During the course of the game, most notably during Shooting and Melee but occasionally as a result of Totem cards or a Dangerous Terrain encounter, a unit will incur Stress Tokens. Each unit can have up to four Stress Tokens at a time. If a unit ends up with more than four tokens, it must either Flee! away from the nearest enemy or take one casualty. If a unit cannot Flee! for whatever reason, it can only take a casualty (but see the Bearers sidebar). A token is taken at random from a bag or similar opaque container and then the effects of that particular token are applied to that unit for as long as it is in play. These can be minuses on your Movement, Shooting or Melee dice but can also be the Mask! which means you cannot engage in Melee combat and are more vulnerable to Terror tests, or the Halt! token which means that the only action possible to that unit is Rally. Terror tests come from Totem cards or as a result of events. To remove Stress tokens, you roll as many die as you have tokens plus any extra die for having a relevant Totem card or a Character figure. Each success removes one token. Terror tokens are removed in the same way. As you can see, Stress and Terror tokens have a major effect upon a unit and the faction being gamed overall, hence the reason that the Totem cards come into use fairly often.
In addition to the three order cards drawn per turn, you also have one Totem card. These cards may be played during the course of a turn in either your own or your opponent’s phase. Each particular Totem animal provides a different opportunity during the game. So, for example, a Lion Totem card adds one Action of any type to your Order card, a Buffalo Totem allows you to remove one Stress token, a Giraffe card adds another S Measuring Stick to a Movement or Shooting dice, etc. Totem cards do NOT have to be used during the course of the turn during which they are drawn, allowing you to build up a series of cards for when you really might need them. However, once played, they are discarded and placed back in the pack for re-use. The Totem cards are a great tool for bringing another element of chance into the game and are a great way to disrupt the plans of your opponent, which is always fun!
Retire To Camp For Tea

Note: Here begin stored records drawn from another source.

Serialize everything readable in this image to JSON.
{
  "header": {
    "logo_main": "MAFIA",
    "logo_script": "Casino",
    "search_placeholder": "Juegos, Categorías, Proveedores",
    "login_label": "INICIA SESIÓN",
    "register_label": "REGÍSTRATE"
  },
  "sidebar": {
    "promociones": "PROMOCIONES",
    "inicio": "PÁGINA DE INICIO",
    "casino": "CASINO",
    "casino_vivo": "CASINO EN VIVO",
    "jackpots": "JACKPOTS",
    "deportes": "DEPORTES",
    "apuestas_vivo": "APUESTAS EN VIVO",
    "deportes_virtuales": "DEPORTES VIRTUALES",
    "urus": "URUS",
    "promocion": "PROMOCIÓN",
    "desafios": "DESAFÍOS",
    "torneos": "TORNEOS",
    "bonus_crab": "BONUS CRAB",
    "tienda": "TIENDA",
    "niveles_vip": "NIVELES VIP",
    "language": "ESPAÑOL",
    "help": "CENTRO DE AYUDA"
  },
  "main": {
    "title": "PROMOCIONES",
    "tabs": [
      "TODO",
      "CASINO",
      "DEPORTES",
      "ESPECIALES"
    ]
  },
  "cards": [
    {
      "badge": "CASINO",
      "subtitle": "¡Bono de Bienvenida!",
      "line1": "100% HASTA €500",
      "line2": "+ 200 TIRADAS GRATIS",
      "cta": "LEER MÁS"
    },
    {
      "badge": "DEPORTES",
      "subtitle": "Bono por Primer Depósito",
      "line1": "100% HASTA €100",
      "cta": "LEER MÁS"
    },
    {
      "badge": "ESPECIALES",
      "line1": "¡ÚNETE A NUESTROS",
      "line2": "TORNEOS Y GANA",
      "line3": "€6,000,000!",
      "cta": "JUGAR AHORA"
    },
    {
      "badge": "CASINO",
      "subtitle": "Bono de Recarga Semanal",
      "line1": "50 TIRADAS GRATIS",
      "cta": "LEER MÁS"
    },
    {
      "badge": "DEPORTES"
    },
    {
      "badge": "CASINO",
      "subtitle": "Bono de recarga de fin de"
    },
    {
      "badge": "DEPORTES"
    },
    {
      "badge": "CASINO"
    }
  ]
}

Although I have tried to give the facts behind the rules, it is perhaps worth mentioning that I really enjoyed every aspect of the game we played. The actual gameplay was fast and the rules very easy to pick up, with the use of cards adding a whole additional layer of possibility. Another ‘win’ for me was the fact that the game is themed around the concept of not only taking part in a skirmish game but also an adventure, with the use of encounter tables, set objectives, turn limits, a back story, etc. During our game, we tried to play in a suitable style, with even the cannibals charging into contact to the sound of niama, niama (meat, meat), as observed by Henry Stanley during his mission to find Dr. Livingstone. Although one could simply play the game as a battle, the addition of a chosen scenario really helps to create a suitable tale of derring-do, horror and adventure. At the time of writing, it is hoped to offer the whole game as one package, cards, dice, et al, with the possibility of including suitable figures or a complimentary range with unit cards from a well-known manufacturer. All in all, this has the makings of one of those games you can play at home, at the club or at a show or convention quite happily and then play out the same scenario again and again with varied outcomes. I look forward to seeing the final version and will be happily digging out my painted figures and jungle scenery in anticipation.